Shorn of three liquid thrust chambers, four solid rocket boosters, and 14,200 parts compared to Atlas IIAS, Atlas III orbited heavier payloads for less money. Atlas IIIA, the initial version that first flew in 2001, could boost 4 metric tons into geosynchronous transfer orbit (GTO) with a dual engine Atlas IIA(S) Centaur stage. Atlas IIIB could do the same with a Single Engine Centaur (SEC) stage, or could put 10.7 tons into low earth orbit with a Dual Engine Centaur (DEC) stage.
Both Atlas III stages used 3.05 meter diameter stainless steel balloon-tanks. Compared with Atlas IIA(S), the Atlas III LOX tank and interstage adapter were stretched by 3.05 meters to a length of 28.91 meters.
RD-180 was derived from the four-chamber RD-170 engine used by the Soviet Union's Energia and Zenit boosters. RD AMROSS, a joint venture of Russia's NPO Energomash and UTC Pratt & Whitney, paid for development and purchase of the engines. Each RD-180 cost $10 million. The engine produced 390 tons of thrust at sea level and up to 423 tons of thrust in vacuum. For Atlas III missions, the engine throttled up and down in a 40-92% range, providing 151,352 kfg to 348,108 kgf (sea level) thrust. The engine's twin thrust chambers were supplied by a single turbopump running on a LOX-rich preburner staged combustion cycle. The chambers could gimbal +/- 8 degrees to provide pitch, yaw, and roll control.

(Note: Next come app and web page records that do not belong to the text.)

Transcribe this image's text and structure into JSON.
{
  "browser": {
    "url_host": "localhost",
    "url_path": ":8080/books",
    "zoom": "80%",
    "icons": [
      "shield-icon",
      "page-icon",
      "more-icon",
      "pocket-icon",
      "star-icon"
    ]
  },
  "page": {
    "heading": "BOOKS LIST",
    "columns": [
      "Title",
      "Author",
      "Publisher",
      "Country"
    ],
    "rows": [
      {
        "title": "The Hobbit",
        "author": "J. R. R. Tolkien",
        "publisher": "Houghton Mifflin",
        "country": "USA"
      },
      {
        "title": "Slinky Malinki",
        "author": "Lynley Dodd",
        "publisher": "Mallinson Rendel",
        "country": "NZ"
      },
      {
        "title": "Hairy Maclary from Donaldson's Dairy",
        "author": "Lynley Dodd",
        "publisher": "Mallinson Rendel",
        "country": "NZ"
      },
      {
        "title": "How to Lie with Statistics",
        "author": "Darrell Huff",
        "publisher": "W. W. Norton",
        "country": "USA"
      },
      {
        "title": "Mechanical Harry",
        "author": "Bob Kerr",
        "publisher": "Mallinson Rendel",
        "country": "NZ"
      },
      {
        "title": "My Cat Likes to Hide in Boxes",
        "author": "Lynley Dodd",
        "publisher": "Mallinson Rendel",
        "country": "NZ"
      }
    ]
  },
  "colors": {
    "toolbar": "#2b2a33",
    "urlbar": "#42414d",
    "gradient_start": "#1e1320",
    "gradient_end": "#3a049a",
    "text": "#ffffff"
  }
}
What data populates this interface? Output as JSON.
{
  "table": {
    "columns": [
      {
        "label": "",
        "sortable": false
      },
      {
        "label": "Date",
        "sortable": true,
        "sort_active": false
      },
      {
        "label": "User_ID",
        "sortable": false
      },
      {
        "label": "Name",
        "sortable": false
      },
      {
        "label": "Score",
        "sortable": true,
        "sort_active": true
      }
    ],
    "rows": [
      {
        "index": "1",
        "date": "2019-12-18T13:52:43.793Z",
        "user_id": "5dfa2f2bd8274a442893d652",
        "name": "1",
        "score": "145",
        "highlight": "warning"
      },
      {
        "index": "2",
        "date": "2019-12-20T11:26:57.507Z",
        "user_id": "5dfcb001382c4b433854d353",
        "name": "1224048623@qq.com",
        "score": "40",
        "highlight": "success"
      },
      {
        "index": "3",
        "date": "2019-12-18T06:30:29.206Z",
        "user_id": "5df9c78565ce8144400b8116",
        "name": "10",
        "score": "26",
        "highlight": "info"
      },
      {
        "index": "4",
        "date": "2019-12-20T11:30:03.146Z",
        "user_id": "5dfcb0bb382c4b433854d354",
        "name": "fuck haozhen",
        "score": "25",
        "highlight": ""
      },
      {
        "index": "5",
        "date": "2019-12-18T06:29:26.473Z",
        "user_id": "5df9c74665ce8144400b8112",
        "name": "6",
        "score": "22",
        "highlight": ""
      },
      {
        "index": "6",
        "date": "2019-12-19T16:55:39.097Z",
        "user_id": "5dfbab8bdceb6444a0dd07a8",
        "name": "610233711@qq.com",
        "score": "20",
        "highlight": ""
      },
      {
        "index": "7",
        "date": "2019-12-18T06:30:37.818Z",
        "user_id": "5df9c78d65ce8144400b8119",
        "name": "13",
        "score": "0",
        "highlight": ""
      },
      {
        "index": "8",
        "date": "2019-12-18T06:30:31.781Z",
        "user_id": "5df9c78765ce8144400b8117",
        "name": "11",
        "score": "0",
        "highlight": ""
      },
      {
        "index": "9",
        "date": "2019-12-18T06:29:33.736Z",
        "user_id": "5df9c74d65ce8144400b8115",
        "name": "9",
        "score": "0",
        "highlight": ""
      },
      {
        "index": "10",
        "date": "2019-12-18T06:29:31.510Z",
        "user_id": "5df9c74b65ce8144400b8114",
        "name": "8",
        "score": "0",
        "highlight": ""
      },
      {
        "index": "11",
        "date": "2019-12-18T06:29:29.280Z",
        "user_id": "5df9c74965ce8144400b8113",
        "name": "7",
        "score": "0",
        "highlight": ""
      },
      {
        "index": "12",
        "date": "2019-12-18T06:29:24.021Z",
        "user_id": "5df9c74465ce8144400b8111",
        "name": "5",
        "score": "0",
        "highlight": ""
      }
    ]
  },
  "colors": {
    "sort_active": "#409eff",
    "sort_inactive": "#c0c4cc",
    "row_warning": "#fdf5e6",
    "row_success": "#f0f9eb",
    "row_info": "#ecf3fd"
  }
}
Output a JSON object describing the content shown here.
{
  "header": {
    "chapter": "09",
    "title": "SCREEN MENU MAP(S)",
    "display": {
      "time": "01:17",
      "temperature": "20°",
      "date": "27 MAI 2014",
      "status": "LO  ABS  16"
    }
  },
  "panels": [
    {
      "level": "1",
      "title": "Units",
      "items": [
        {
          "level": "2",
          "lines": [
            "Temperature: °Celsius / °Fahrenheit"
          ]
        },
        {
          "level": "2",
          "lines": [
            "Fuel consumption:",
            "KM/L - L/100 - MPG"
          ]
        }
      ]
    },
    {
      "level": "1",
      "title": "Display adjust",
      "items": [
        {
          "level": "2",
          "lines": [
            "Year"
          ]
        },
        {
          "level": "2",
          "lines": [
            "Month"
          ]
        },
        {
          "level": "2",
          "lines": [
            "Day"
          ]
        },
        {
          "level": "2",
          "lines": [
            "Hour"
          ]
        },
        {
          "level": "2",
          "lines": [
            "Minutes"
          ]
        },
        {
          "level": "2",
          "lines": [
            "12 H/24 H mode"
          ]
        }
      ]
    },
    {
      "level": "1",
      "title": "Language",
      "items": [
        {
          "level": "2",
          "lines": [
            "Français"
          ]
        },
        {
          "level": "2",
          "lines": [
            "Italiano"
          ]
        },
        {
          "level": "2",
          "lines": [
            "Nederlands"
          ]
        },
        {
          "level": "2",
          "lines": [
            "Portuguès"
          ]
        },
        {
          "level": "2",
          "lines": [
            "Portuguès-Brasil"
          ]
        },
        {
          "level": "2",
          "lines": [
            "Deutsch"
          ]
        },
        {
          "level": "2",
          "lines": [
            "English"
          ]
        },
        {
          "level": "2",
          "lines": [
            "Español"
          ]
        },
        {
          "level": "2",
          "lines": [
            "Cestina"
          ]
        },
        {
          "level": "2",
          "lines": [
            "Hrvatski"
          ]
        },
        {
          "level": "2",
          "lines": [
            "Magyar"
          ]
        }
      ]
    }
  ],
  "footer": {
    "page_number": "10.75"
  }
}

The old Atlas booster package was replaced by a fixed thrust structure that supported two snub-nose "bottle fairings". These fairings shrouded the engines and housed six of 13 helium bottles used for stage pressurization.
Atlas IIIA first flew from Cape Canaveral's Space Launch Complex (SLC) 36B in May 2000. Atlas IIIB performed its first launch from the same pad in March 2002. The last of six Atlas III rockets (all successful) lifted off on February 3, 2005.
Geosynchronous Earth Orbit
Vehicle Components, Cont'd
Atlas Launch System Mission Planners Guide, December 1998
Last Update: December 1, 2005